After all, a number of recent studies conclude that federal workers earn 20 to 30 percent more per hour than their private sector counterparts. And where local, state, and federal government workers really come out ahead isn’t just in pay; it’s in the benefits. Most private sector workers can only dream of getting the generous lifetime pension and health benefits typical of government service.
These dream benefits are fast becoming a nightmare for taxpayers. Federal pension payouts roll into the $13 trillion national debt. Washington seems little concerned about that, because there’s no urgency to balance the budget.
But most state and local governments are required to produce balanced budgets, and they find themselves increasingly hard-pressed to satisfy their pension obligations.
Unfunded pension promises
For the past few decades, many local and state governments evaded these requirements, using an array of accounting gimmicks and rosy economic predictions to routinely understate pension fund liabilities and overstate assets. All the while, cozy arrangements between politicians and public employee unions fueled pension benefit increases. According to a study by the Pew Center, state and local governments today face at least $1 trillion of unfunded pension promises.
The problem is exacerbated by significant differences between the laws governing public pensions and those in the private sector.
Private sector pensions are required by federal law (Employee Retirement Income Security Act) to conform to certain minimum pension funding rules. These rules require more accurate measurement of pension liabilities and assets and prevent companies with significantly underfunded pension plans from making new promises they can’t afford to keep. State and local government plans are not subject to these federal laws, and many failed to take it upon themselves to responsibly ensure that they would be able to make good on their promises.

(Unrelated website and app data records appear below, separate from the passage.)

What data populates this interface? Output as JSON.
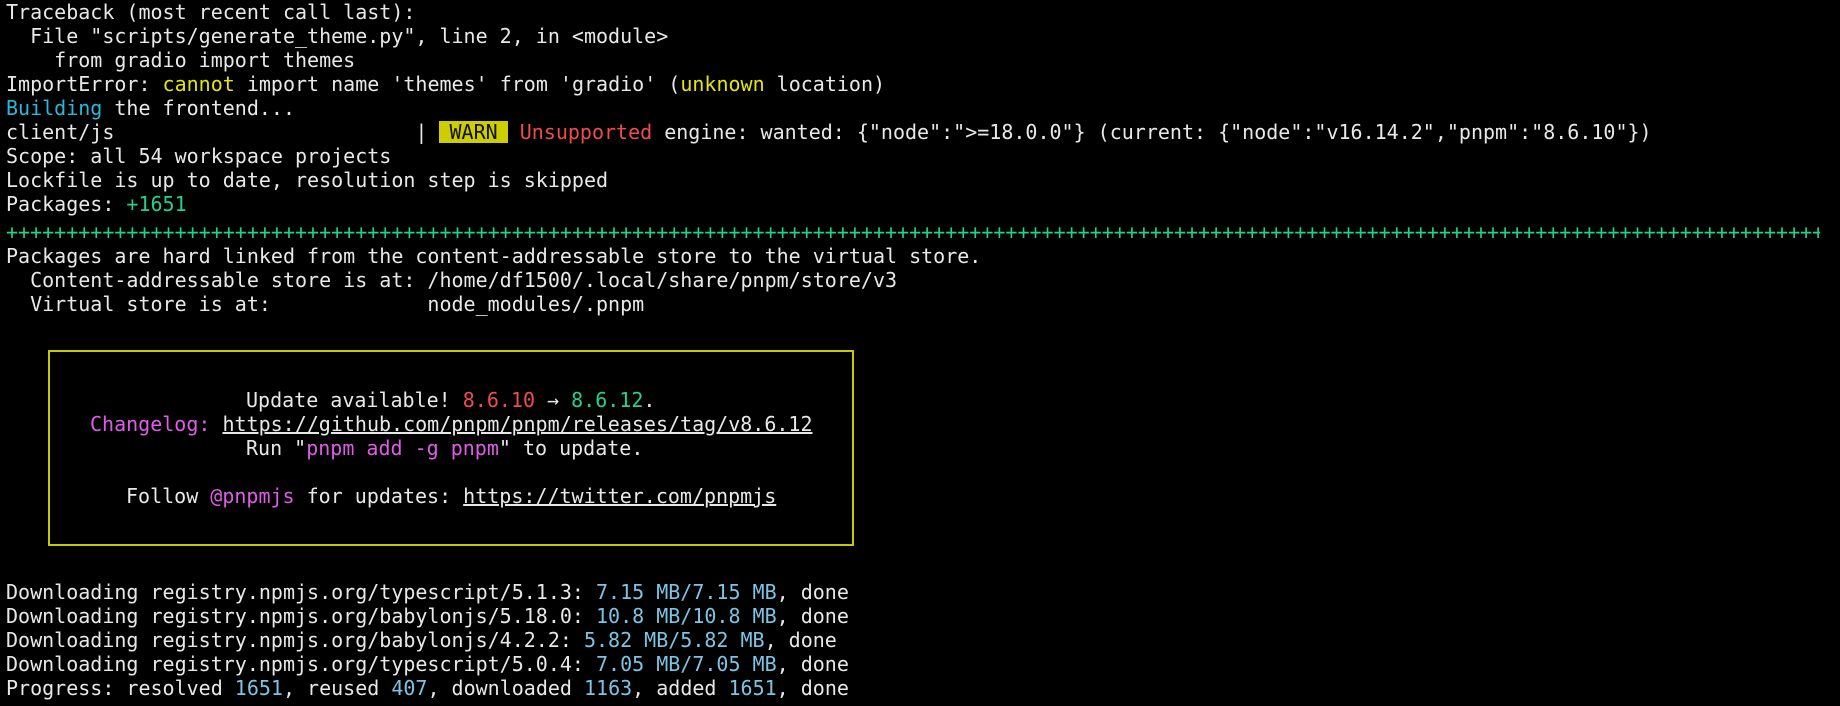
{
  "terminal": {
    "cutoff": "gradio_generate_theme_py_line_cutoff",
    "lines": {
      "l1": "Traceback (most recent call last):",
      "l2": "  File \"scripts/generate_theme.py\", line 2, in <module>",
      "l3": "    from gradio import themes",
      "l4a": "ImportError: ",
      "l4b": "cannot",
      "l4c": " import name 'themes' from 'gradio' (",
      "l4d": "unknown",
      "l4e": " location)",
      "l5a": "Building",
      "l5b": " the frontend...",
      "l6a": "client/js                         | ",
      "l6warn": "WARN",
      "l6b": " Unsupported",
      "l6c": " engine: wanted: {\"node\":\">=18.0.0\"} (current: {\"node\":\"v16.14.2\",\"pnpm\":\"8.6.10\"})",
      "l7": "Scope: all 54 workspace projects",
      "l8": "Lockfile is up to date, resolution step is skipped",
      "l9a": "Packages: ",
      "l9b": "+1651",
      "plus": "++++++++++++++++++++++++++++++++++++++++++++++++++++++++++++++++++++++++++++++++++++++++++++++++++++++++++++++++++++++++++++++++++++++++++++++++++++++++++++++++",
      "l11": "Packages are hard linked from the content-addressable store to the virtual store.",
      "l12": "  Content-addressable store is at: /home/df1500/.local/share/pnpm/store/v3",
      "l13": "  Virtual store is at:             node_modules/.pnpm"
    },
    "update_box": {
      "u1a": "Update available! ",
      "u1_old": "8.6.10",
      "u1_arrow": " → ",
      "u1_new": "8.6.12",
      "u1_end": ".",
      "u2_label": "Changelog:",
      "u2_link": "https://github.com/pnpm/pnpm/releases/tag/v8.6.12",
      "u3a": "Run \"",
      "u3_cmd": "pnpm add -g pnpm",
      "u3b": "\" to update.",
      "u4a": "Follow ",
      "u4_handle": "@pnpmjs",
      "u4b": " for updates: ",
      "u4_link": "https://twitter.com/pnpmjs"
    },
    "downloads": [
      {
        "prefix": "Downloading registry.npmjs.org/typescript/5.1.3: ",
        "size": "7.15 MB/7.15 MB",
        "suffix": ", done"
      },
      {
        "prefix": "Downloading registry.npmjs.org/babylonjs/5.18.0: ",
        "size": "10.8 MB/10.8 MB",
        "suffix": ", done"
      },
      {
        "prefix": "Downloading registry.npmjs.org/babylonjs/4.2.2: ",
        "size": "5.82 MB/5.82 MB",
        "suffix": ", done"
      },
      {
        "prefix": "Downloading registry.npmjs.org/typescript/5.0.4: ",
        "size": "7.05 MB/7.05 MB",
        "suffix": ", done"
      }
    ],
    "progress": {
      "p1": "Progress: resolved ",
      "resolved": "1651",
      "p2": ", reused ",
      "reused": "407",
      "p3": ", downloaded ",
      "downloaded": "1163",
      "p4": ", added ",
      "added": "1651",
      "p5": ", done"
    }
  }
}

The Pew Center study concluded that, during the last decade, only about one-third of states consistently made adequate annual contributions to their pension funds. Moreover, it found that “many states shortchanged their pension plans in both good times and bad.”